As you maybe can imagine we hardly stopped cycling, only took short brakes, wore clothes with long sleeves (while cycling in 35 degrees Celsius), used all kind of mosquitoe repellent creams, sprays and mosquitoe nets over our heads and in the evening got into our tent as quick as possible. We cycled long days and didn’t take any rest days. We rushed through Belize, hoping that the mosquitoes and sand flies would dissapear when getting into the hills. 

But Belize has been so beautiful! Everybody has been cheerful and friendly and we didn’t feel unsafe. We cycled secondary roads again, the Coastal Highway with its beautiful sand colours and the Hummingbird Highway, finally in the hills.

Unfortunately the sand fly also likes the Hummingbird Highway. We decided to push on until Belmopan, the capital of Belize, to find a hostel and get some rest days. Belmopan was founded as a planned community in 1970 and is one of the newest national capital cities. It is a strange place, no city center or tourist information could be found. The only hotel we have seen was way too expensive for us but, again, we got invited and stayed for one night with a family from Colombia. The next day we left. Thankful, clean and rested we crossed the border into Guatemala. 

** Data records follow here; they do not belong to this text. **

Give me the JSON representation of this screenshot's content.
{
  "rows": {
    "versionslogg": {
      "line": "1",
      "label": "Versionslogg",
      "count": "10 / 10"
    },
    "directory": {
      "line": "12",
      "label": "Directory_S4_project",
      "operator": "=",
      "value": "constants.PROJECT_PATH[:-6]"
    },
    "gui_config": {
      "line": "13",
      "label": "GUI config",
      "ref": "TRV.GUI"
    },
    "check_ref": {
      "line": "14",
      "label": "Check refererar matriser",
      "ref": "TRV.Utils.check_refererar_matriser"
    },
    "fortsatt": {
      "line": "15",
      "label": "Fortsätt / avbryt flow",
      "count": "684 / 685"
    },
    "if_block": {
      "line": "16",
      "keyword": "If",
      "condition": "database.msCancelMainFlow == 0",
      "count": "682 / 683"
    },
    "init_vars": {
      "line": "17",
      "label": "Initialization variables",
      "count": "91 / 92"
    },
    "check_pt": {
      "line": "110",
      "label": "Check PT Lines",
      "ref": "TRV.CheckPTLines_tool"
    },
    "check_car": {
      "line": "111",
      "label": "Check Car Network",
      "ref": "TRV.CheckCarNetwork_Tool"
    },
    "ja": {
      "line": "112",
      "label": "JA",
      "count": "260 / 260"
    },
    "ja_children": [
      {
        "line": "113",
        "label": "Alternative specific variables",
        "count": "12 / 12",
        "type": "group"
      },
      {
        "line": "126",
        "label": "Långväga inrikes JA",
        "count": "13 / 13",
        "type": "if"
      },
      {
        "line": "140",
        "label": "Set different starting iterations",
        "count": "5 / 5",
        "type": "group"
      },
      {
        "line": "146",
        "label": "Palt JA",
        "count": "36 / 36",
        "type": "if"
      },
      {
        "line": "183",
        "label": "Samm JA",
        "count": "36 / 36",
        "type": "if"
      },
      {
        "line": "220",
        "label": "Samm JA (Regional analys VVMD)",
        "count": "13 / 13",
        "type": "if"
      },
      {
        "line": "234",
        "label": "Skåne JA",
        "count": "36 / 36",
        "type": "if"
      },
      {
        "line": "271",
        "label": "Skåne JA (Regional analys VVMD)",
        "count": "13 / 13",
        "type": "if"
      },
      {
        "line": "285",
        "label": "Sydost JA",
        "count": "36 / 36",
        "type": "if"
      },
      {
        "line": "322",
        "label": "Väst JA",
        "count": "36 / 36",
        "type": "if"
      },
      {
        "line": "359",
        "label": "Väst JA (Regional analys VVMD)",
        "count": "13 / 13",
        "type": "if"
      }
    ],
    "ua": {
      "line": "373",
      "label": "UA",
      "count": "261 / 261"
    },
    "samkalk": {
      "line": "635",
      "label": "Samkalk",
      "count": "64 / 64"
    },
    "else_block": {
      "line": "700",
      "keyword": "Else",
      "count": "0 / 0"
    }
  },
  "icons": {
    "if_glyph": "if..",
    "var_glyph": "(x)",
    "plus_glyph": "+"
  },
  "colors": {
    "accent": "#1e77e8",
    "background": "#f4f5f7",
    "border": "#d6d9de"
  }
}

Already for months Peter has been in contact with Annie, a German woman living in Poptùn with her husband and children. She invited us to stay with them because her children grow up bilingual but hardly speak German. Lenny and Erik are 6 and 4 years old and for one week playing and fighting 🙂 has been the routine of the day. (Luckily the first more than the second.) Annie showed us around, we did some really nice bike trips and walks. Yesterday Peter succesfully gave our lecture “Cycle touring – A nomadic lifestyle” for the locals here in Spanish. It has been a relaxing, interesting and pleasurable week before we head south-west into the mountains of Guatemala.

Lenny, Ben, Erik and Esmé

Enough for now. We keep you updated. ¡Adios!​​


Leave a Reply

Fill in your details below or click an icon to log in:

WordPress.com Logo

You are commenting using your WordPress.com account. Log Out /  Change )

Google photo

You are commenting using your Google account. Log Out /  Change )

Twitter picture

You are commenting using your Twitter account. Log Out /  Change )

Facebook photo

You are commenting using your Facebook account. Log Out /  Change )

Connecting to %s